##### Data supplied #####

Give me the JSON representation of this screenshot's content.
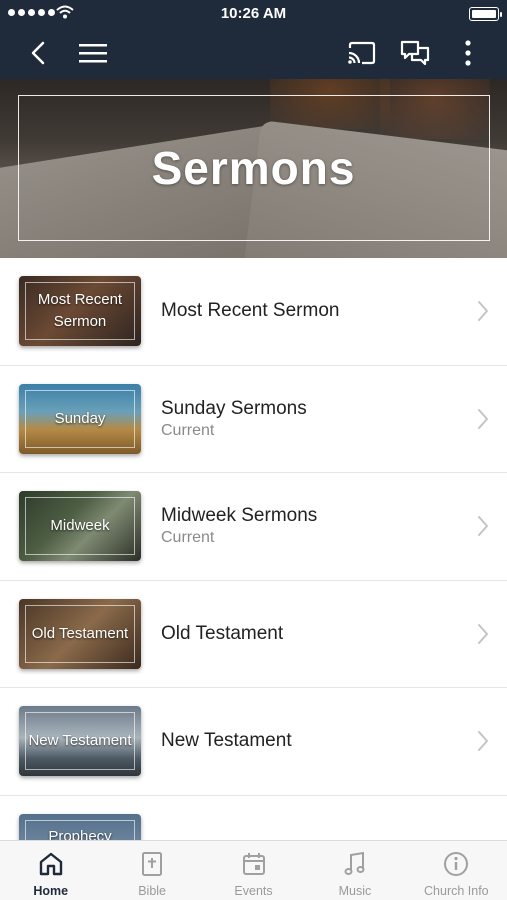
{
  "status_bar": {
    "time": "10:26 AM",
    "signal_icon": "signal-dots-icon",
    "wifi_icon": "wifi-icon",
    "battery_icon": "battery-icon",
    "battery_level": 1.0
  },
  "nav_bar": {
    "back_icon": "chevron-left-icon",
    "menu_icon": "hamburger-menu-icon",
    "cast_icon": "cast-icon",
    "chat_icon": "chat-bubbles-icon",
    "more_icon": "more-vertical-icon"
  },
  "hero": {
    "title": "Sermons"
  },
  "list": {
    "items": [
      {
        "thumb_label": "Most Recent Sermon",
        "title": "Most Recent Sermon",
        "subtitle": ""
      },
      {
        "thumb_label": "Sunday",
        "title": "Sunday Sermons",
        "subtitle": "Current"
      },
      {
        "thumb_label": "Midweek",
        "title": "Midweek Sermons",
        "subtitle": "Current"
      },
      {
        "thumb_label": "Old Testament",
        "title": "Old Testament",
        "subtitle": ""
      },
      {
        "thumb_label": "New Testament",
        "title": "New Testament",
        "subtitle": ""
      },
      {
        "thumb_label": "Prophecy",
        "title": "",
        "subtitle": ""
      }
    ]
  },
  "tab_bar": {
    "tabs": [
      {
        "label": "Home",
        "icon": "home-icon",
        "active": true
      },
      {
        "label": "Bible",
        "icon": "bible-icon",
        "active": false
      },
      {
        "label": "Events",
        "icon": "calendar-icon",
        "active": false
      },
      {
        "label": "Music",
        "icon": "music-note-icon",
        "active": false
      },
      {
        "label": "Church Info",
        "icon": "info-icon",
        "active": false
      }
    ]
  },
  "colors": {
    "nav_background": "#1f2b3a",
    "tab_active": "#1f2b3a",
    "tab_inactive": "#9a9a9a",
    "row_title": "#222222",
    "row_subtitle": "#8a8a8a"
  }
}
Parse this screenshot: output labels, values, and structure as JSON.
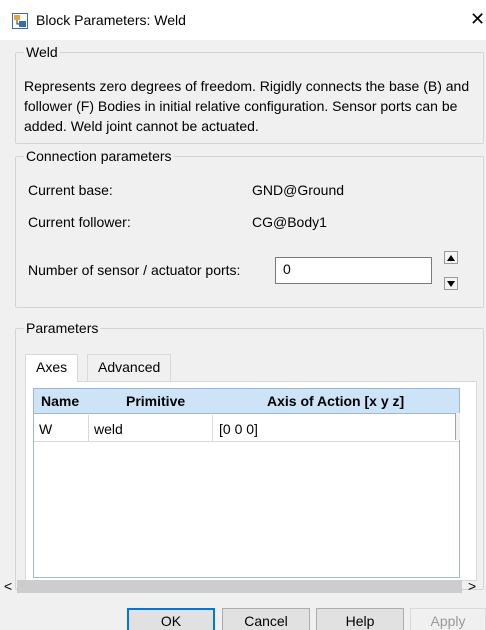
{
  "window": {
    "title": "Block Parameters: Weld",
    "close_glyph": "✕",
    "app_icon": "simulink-block-icon"
  },
  "weld_group": {
    "legend": "Weld",
    "description": "Represents zero degrees of freedom. Rigidly connects the base (B) and follower (F) Bodies in initial relative configuration. Sensor ports can be added. Weld joint cannot be actuated."
  },
  "connection": {
    "legend": "Connection parameters",
    "base_label": "Current base:",
    "base_value": "GND@Ground",
    "follower_label": "Current follower:",
    "follower_value": "CG@Body1",
    "ports_label": "Number of sensor / actuator ports:",
    "ports_value": "0"
  },
  "parameters": {
    "legend": "Parameters",
    "tabs": [
      {
        "label": "Axes",
        "active": true
      },
      {
        "label": "Advanced",
        "active": false
      }
    ],
    "table": {
      "headers": [
        "Name",
        "Primitive",
        "Axis of Action [x y z]"
      ],
      "rows": [
        [
          "W",
          "weld",
          "[0 0 0]"
        ]
      ]
    }
  },
  "scrollbar": {
    "left_arrow": "<",
    "right_arrow": ">"
  },
  "buttons": {
    "ok": "OK",
    "cancel": "Cancel",
    "help": "Help",
    "apply": "Apply"
  },
  "colors": {
    "table_header": "#cde3f8",
    "default_button_border": "#0078d7"
  }
}
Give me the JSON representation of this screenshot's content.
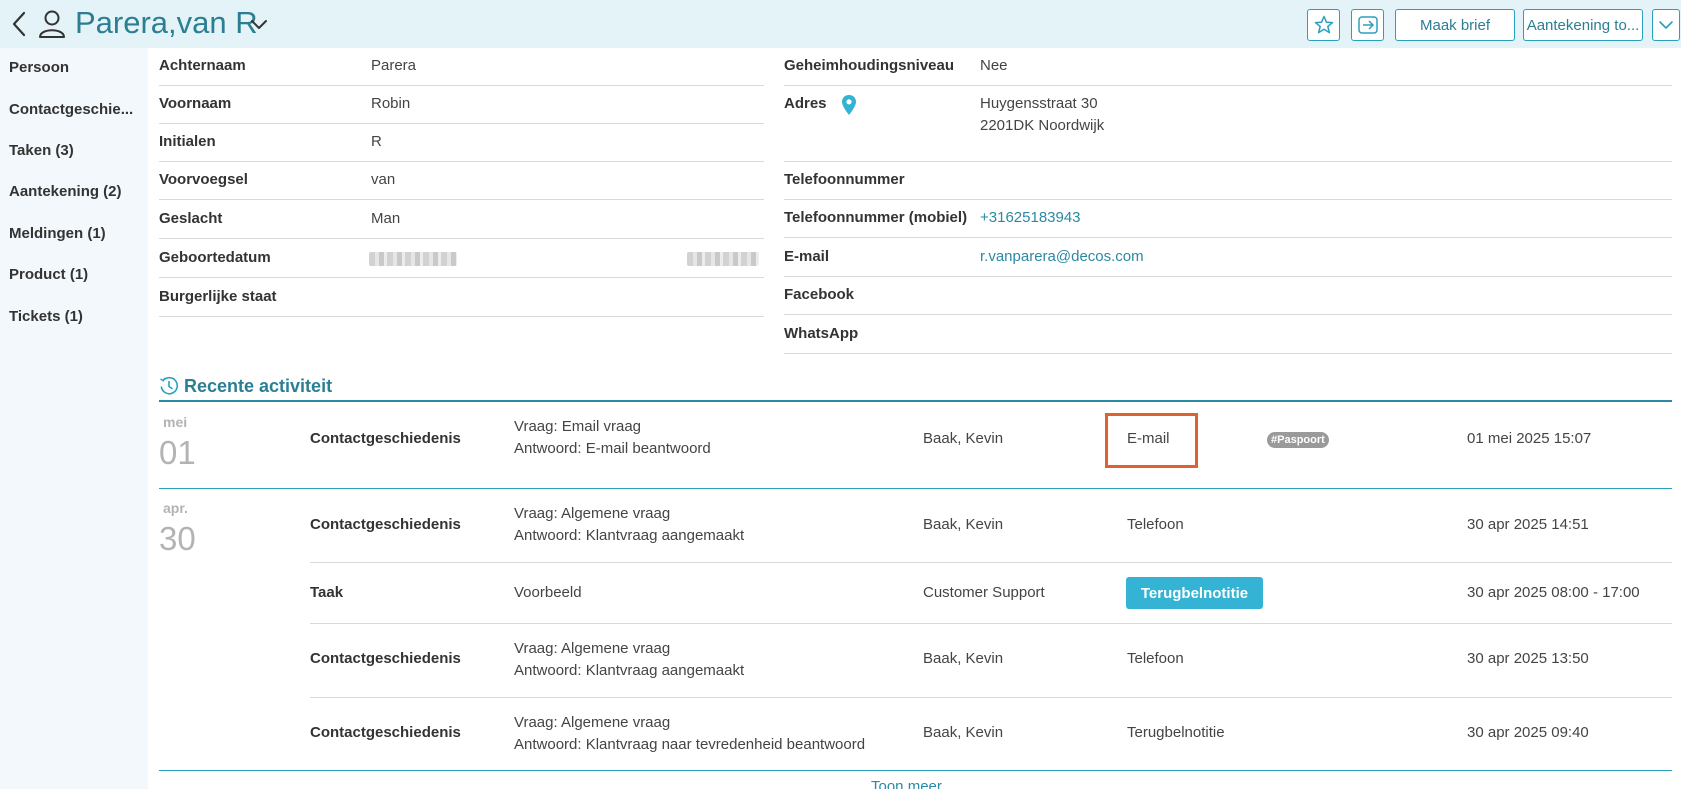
{
  "header": {
    "title": "Parera,van R",
    "buttons": {
      "letter": "Maak brief",
      "note": "Aantekening to..."
    }
  },
  "sidebar": {
    "items": [
      {
        "label": "Persoon"
      },
      {
        "label": "Contactgeschie..."
      },
      {
        "label": "Taken (3)"
      },
      {
        "label": "Aantekening (2)"
      },
      {
        "label": "Meldingen (1)"
      },
      {
        "label": "Product (1)"
      },
      {
        "label": "Tickets (1)"
      }
    ]
  },
  "person": {
    "left": [
      {
        "label": "Achternaam",
        "value": "Parera"
      },
      {
        "label": "Voornaam",
        "value": "Robin"
      },
      {
        "label": "Initialen",
        "value": "R"
      },
      {
        "label": "Voorvoegsel",
        "value": "van"
      },
      {
        "label": "Geslacht",
        "value": "Man"
      },
      {
        "label": "Geboortedatum",
        "value": ""
      },
      {
        "label": "Burgerlijke staat",
        "value": ""
      }
    ],
    "right": [
      {
        "label": "Geheimhoudingsniveau",
        "value": "Nee"
      },
      {
        "label": "Adres",
        "line1": "Huygensstraat 30",
        "line2": "2201DK Noordwijk"
      },
      {
        "label": "Telefoonnummer",
        "value": ""
      },
      {
        "label": "Telefoonnummer (mobiel)",
        "value": "+31625183943"
      },
      {
        "label": "E-mail",
        "value": "r.vanparera@decos.com"
      },
      {
        "label": "Facebook",
        "value": ""
      },
      {
        "label": "WhatsApp",
        "value": ""
      }
    ]
  },
  "activity": {
    "title": "Recente activiteit",
    "groups": [
      {
        "month": "mei",
        "day": "01"
      },
      {
        "month": "apr.",
        "day": "30"
      }
    ],
    "items": [
      {
        "type": "Contactgeschiedenis",
        "line1": "Vraag: Email vraag",
        "line2": "Antwoord: E-mail beantwoord",
        "person": "Baak, Kevin",
        "channel": "E-mail",
        "tag": "#Paspoort",
        "date": "01 mei 2025 15:07"
      },
      {
        "type": "Contactgeschiedenis",
        "line1": "Vraag: Algemene vraag",
        "line2": "Antwoord: Klantvraag aangemaakt",
        "person": "Baak, Kevin",
        "channel": "Telefoon",
        "date": "30 apr 2025 14:51"
      },
      {
        "type": "Taak",
        "line1": "Voorbeeld",
        "person": "Customer Support",
        "channel": "Terugbelnotitie",
        "date": "30 apr 2025 08:00 - 17:00"
      },
      {
        "type": "Contactgeschiedenis",
        "line1": "Vraag: Algemene vraag",
        "line2": "Antwoord: Klantvraag aangemaakt",
        "person": "Baak, Kevin",
        "channel": "Telefoon",
        "date": "30 apr 2025 13:50"
      },
      {
        "type": "Contactgeschiedenis",
        "line1": "Vraag: Algemene vraag",
        "line2": "Antwoord: Klantvraag naar tevredenheid beantwoord",
        "person": "Baak, Kevin",
        "channel": "Terugbelnotitie",
        "date": "30 apr 2025 09:40"
      }
    ],
    "show_more": "Toon meer"
  },
  "colors": {
    "accent": "#2a7f93",
    "header_bg": "#e3f3f7",
    "sidebar_bg": "#f2f8fb",
    "badge": "#34b3d4",
    "highlight": "#e0612a"
  }
}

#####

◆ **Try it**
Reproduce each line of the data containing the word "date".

◆ **The completed task**
        "date": "01 mei 2025 15:07"
        "date": "30 apr 2025 14:51"
        "date": "30 apr 2025 08:00 - 17:00"
        "date": "30 apr 2025 13:50"
        "date": "30 apr 2025 09:40"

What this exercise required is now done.